▸ **Requirement**: Copy down all of the data underneath, exactly as shown.

▸ **Dataset items**:
◇ ◇ ◇

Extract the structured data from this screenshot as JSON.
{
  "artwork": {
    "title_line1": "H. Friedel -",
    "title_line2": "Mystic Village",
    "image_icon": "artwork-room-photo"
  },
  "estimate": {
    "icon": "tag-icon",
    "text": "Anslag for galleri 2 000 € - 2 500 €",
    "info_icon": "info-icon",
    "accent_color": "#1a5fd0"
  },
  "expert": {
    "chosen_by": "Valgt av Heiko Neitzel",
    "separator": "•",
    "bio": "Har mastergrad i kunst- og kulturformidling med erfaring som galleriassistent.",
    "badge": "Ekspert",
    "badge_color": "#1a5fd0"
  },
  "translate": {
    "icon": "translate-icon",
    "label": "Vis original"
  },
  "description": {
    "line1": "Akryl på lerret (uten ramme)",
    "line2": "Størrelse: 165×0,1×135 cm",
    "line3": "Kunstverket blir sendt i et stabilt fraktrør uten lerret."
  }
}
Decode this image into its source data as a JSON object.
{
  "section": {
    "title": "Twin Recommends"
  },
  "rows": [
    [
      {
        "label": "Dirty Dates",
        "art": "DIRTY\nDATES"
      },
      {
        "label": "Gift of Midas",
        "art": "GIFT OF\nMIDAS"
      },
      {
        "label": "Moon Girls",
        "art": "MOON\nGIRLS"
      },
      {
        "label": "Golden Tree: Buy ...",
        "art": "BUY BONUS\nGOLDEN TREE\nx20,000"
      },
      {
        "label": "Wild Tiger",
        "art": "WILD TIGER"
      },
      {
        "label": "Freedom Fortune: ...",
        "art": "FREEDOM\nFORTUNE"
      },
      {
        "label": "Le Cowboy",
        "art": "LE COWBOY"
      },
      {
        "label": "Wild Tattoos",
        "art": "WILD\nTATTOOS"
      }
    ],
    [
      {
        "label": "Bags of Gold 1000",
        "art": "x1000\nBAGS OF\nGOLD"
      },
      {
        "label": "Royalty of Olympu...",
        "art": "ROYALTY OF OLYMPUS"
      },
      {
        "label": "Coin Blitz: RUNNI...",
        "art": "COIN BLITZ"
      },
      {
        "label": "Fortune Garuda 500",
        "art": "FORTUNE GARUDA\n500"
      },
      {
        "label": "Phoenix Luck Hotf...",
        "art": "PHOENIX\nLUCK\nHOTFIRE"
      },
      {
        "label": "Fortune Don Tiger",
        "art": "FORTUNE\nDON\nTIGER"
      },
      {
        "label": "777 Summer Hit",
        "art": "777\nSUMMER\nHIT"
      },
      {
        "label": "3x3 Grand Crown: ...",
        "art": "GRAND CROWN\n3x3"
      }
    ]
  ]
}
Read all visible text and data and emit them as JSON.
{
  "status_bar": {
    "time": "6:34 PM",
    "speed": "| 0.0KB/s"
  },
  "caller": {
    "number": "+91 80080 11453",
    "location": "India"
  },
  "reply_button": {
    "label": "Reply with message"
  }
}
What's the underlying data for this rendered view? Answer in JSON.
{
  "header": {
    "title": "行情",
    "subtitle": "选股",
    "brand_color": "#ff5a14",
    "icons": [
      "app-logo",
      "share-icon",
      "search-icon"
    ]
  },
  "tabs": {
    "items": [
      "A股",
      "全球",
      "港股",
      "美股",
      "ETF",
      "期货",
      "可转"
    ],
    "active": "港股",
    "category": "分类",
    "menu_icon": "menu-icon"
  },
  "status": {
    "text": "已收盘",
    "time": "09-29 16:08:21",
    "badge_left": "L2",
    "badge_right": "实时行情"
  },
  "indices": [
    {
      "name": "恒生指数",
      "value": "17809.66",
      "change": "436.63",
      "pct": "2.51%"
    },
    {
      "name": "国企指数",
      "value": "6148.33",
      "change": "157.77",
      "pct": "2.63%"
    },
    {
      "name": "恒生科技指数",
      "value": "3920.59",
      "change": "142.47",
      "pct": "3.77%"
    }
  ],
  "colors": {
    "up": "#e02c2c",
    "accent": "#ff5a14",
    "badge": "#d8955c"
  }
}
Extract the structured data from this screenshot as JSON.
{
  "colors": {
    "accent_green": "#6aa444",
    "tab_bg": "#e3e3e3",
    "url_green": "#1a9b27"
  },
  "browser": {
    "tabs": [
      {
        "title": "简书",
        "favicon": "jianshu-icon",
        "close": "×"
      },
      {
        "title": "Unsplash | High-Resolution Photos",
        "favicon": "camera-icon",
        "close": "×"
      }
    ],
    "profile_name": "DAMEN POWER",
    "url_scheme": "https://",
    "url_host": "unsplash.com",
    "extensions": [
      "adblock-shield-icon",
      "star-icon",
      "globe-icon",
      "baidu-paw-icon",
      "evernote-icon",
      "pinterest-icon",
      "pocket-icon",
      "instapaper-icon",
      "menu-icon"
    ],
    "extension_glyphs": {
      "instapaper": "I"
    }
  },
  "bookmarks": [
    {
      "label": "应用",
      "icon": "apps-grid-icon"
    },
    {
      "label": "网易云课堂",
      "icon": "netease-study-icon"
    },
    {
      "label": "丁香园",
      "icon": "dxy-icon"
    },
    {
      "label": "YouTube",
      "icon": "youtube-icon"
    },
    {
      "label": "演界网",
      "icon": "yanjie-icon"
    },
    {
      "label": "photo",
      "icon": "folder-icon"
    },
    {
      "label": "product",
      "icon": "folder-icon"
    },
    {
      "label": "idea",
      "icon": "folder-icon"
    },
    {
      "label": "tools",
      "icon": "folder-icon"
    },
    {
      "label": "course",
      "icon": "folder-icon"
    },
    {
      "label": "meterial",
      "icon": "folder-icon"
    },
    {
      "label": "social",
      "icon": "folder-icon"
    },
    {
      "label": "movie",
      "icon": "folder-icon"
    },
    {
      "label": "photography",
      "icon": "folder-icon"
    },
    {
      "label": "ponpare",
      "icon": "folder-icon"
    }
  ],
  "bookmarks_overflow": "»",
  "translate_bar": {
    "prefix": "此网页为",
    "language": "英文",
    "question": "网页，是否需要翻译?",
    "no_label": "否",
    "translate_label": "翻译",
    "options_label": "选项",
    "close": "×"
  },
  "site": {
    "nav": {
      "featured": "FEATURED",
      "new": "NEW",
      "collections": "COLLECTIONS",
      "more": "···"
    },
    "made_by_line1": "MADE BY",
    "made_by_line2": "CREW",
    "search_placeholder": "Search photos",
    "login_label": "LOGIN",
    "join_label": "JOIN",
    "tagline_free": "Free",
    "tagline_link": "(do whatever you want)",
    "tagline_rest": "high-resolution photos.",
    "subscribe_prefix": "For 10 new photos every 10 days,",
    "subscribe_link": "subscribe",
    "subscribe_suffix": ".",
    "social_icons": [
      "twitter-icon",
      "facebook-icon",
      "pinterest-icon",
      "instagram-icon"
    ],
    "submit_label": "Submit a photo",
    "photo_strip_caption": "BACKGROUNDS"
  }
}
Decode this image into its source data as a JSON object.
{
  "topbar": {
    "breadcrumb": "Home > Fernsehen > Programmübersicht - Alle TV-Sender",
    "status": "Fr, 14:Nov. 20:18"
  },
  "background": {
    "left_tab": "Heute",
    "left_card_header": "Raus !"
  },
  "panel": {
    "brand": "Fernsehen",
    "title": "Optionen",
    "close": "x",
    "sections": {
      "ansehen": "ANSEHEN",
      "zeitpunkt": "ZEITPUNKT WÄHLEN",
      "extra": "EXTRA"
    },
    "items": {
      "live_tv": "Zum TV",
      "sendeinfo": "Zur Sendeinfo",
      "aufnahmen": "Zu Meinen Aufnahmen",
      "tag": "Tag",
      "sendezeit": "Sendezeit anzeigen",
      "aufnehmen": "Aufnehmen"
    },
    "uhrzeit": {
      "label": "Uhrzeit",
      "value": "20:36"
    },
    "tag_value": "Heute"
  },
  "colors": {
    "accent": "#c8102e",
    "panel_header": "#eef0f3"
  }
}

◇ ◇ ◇

▸ **Expected answer**:
Extract the structured data from this screenshot as JSON.
{
  "artwork": {
    "title_line1": "H. Friedel -",
    "title_line2": "Mystic Village",
    "image_icon": "artwork-room-photo"
  },
  "estimate": {
    "icon": "tag-icon",
    "text": "Anslag for galleri 2 000 € - 2 500 €",
    "info_icon": "info-icon",
    "accent_color": "#1a5fd0"
  },
  "expert": {
    "chosen_by": "Valgt av Heiko Neitzel",
    "separator": "•",
    "bio": "Har mastergrad i kunst- og kulturformidling med erfaring som galleriassistent.",
    "badge": "Ekspert",
    "badge_color": "#1a5fd0"
  },
  "translate": {
    "icon": "translate-icon",
    "label": "Vis original"
  },
  "description": {
    "line1": "Akryl på lerret (uten ramme)",
    "line2": "Størrelse: 165×0,1×135 cm",
    "line3": "Kunstverket blir sendt i et stabilt fraktrør uten lerret."
  }
}
Decode this image into its source data as a JSON object.
{
  "section": {
    "title": "Twin Recommends"
  },
  "rows": [
    [
      {
        "label": "Dirty Dates",
        "art": "DIRTY\nDATES"
      },
      {
        "label": "Gift of Midas",
        "art": "GIFT OF\nMIDAS"
      },
      {
        "label": "Moon Girls",
        "art": "MOON\nGIRLS"
      },
      {
        "label": "Golden Tree: Buy ...",
        "art": "BUY BONUS\nGOLDEN TREE\nx20,000"
      },
      {
        "label": "Wild Tiger",
        "art": "WILD TIGER"
      },
      {
        "label": "Freedom Fortune: ...",
        "art": "FREEDOM\nFORTUNE"
      },
      {
        "label": "Le Cowboy",
        "art": "LE COWBOY"
      },
      {
        "label": "Wild Tattoos",
        "art": "WILD\nTATTOOS"
      }
    ],
    [
      {
        "label": "Bags of Gold 1000",
        "art": "x1000\nBAGS OF\nGOLD"
      },
      {
        "label": "Royalty of Olympu...",
        "art": "ROYALTY OF OLYMPUS"
      },
      {
        "label": "Coin Blitz: RUNNI...",
        "art": "COIN BLITZ"
      },
      {
        "label": "Fortune Garuda 500",
        "art": "FORTUNE GARUDA\n500"
      },
      {
        "label": "Phoenix Luck Hotf...",
        "art": "PHOENIX\nLUCK\nHOTFIRE"
      },
      {
        "label": "Fortune Don Tiger",
        "art": "FORTUNE\nDON\nTIGER"
      },
      {
        "label": "777 Summer Hit",
        "art": "777\nSUMMER\nHIT"
      },
      {
        "label": "3x3 Grand Crown: ...",
        "art": "GRAND CROWN\n3x3"
      }
    ]
  ]
}
Read all visible text and data and emit them as JSON.
{
  "status_bar": {
    "time": "6:34 PM",
    "speed": "| 0.0KB/s"
  },
  "caller": {
    "number": "+91 80080 11453",
    "location": "India"
  },
  "reply_button": {
    "label": "Reply with message"
  }
}
What's the underlying data for this rendered view? Answer in JSON.
{
  "header": {
    "title": "行情",
    "subtitle": "选股",
    "brand_color": "#ff5a14",
    "icons": [
      "app-logo",
      "share-icon",
      "search-icon"
    ]
  },
  "tabs": {
    "items": [
      "A股",
      "全球",
      "港股",
      "美股",
      "ETF",
      "期货",
      "可转"
    ],
    "active": "港股",
    "category": "分类",
    "menu_icon": "menu-icon"
  },
  "status": {
    "text": "已收盘",
    "time": "09-29 16:08:21",
    "badge_left": "L2",
    "badge_right": "实时行情"
  },
  "indices": [
    {
      "name": "恒生指数",
      "value": "17809.66",
      "change": "436.63",
      "pct": "2.51%"
    },
    {
      "name": "国企指数",
      "value": "6148.33",
      "change": "157.77",
      "pct": "2.63%"
    },
    {
      "name": "恒生科技指数",
      "value": "3920.59",
      "change": "142.47",
      "pct": "3.77%"
    }
  ],
  "colors": {
    "up": "#e02c2c",
    "accent": "#ff5a14",
    "badge": "#d8955c"
  }
}
Extract the structured data from this screenshot as JSON.
{
  "colors": {
    "accent_green": "#6aa444",
    "tab_bg": "#e3e3e3",
    "url_green": "#1a9b27"
  },
  "browser": {
    "tabs": [
      {
        "title": "简书",
        "favicon": "jianshu-icon",
        "close": "×"
      },
      {
        "title": "Unsplash | High-Resolution Photos",
        "favicon": "camera-icon",
        "close": "×"
      }
    ],
    "profile_name": "DAMEN POWER",
    "url_scheme": "https://",
    "url_host": "unsplash.com",
    "extensions": [
      "adblock-shield-icon",
      "star-icon",
      "globe-icon",
      "baidu-paw-icon",
      "evernote-icon",
      "pinterest-icon",
      "pocket-icon",
      "instapaper-icon",
      "menu-icon"
    ],
    "extension_glyphs": {
      "instapaper": "I"
    }
  },
  "bookmarks": [
    {
      "label": "应用",
      "icon": "apps-grid-icon"
    },
    {
      "label": "网易云课堂",
      "icon": "netease-study-icon"
    },
    {
      "label": "丁香园",
      "icon": "dxy-icon"
    },
    {
      "label": "YouTube",
      "icon": "youtube-icon"
    },
    {
      "label": "演界网",
      "icon": "yanjie-icon"
    },
    {
      "label": "photo",
      "icon": "folder-icon"
    },
    {
      "label": "product",
      "icon": "folder-icon"
    },
    {
      "label": "idea",
      "icon": "folder-icon"
    },
    {
      "label": "tools",
      "icon": "folder-icon"
    },
    {
      "label": "course",
      "icon": "folder-icon"
    },
    {
      "label": "meterial",
      "icon": "folder-icon"
    },
    {
      "label": "social",
      "icon": "folder-icon"
    },
    {
      "label": "movie",
      "icon": "folder-icon"
    },
    {
      "label": "photography",
      "icon": "folder-icon"
    },
    {
      "label": "ponpare",
      "icon": "folder-icon"
    }
  ],
  "bookmarks_overflow": "»",
  "translate_bar": {
    "prefix": "此网页为",
    "language": "英文",
    "question": "网页，是否需要翻译?",
    "no_label": "否",
    "translate_label": "翻译",
    "options_label": "选项",
    "close": "×"
  },
  "site": {
    "nav": {
      "featured": "FEATURED",
      "new": "NEW",
      "collections": "COLLECTIONS",
      "more": "···"
    },
    "made_by_line1": "MADE BY",
    "made_by_line2": "CREW",
    "search_placeholder": "Search photos",
    "login_label": "LOGIN",
    "join_label": "JOIN",
    "tagline_free": "Free",
    "tagline_link": "(do whatever you want)",
    "tagline_rest": "high-resolution photos.",
    "subscribe_prefix": "For 10 new photos every 10 days,",
    "subscribe_link": "subscribe",
    "subscribe_suffix": ".",
    "social_icons": [
      "twitter-icon",
      "facebook-icon",
      "pinterest-icon",
      "instagram-icon"
    ],
    "submit_label": "Submit a photo",
    "photo_strip_caption": "BACKGROUNDS"
  }
}
Decode this image into its source data as a JSON object.
{
  "topbar": {
    "breadcrumb": "Home > Fernsehen > Programmübersicht - Alle TV-Sender",
    "status": "Fr, 14:Nov. 20:18"
  },
  "background": {
    "left_tab": "Heute",
    "left_card_header": "Raus !"
  },
  "panel": {
    "brand": "Fernsehen",
    "title": "Optionen",
    "close": "x",
    "sections": {
      "ansehen": "ANSEHEN",
      "zeitpunkt": "ZEITPUNKT WÄHLEN",
      "extra": "EXTRA"
    },
    "items": {
      "live_tv": "Zum TV",
      "sendeinfo": "Zur Sendeinfo",
      "aufnahmen": "Zu Meinen Aufnahmen",
      "tag": "Tag",
      "sendezeit": "Sendezeit anzeigen",
      "aufnehmen": "Aufnehmen"
    },
    "uhrzeit": {
      "label": "Uhrzeit",
      "value": "20:36"
    },
    "tag_value": "Heute"
  },
  "colors": {
    "accent": "#c8102e",
    "panel_header": "#eef0f3"
  }
}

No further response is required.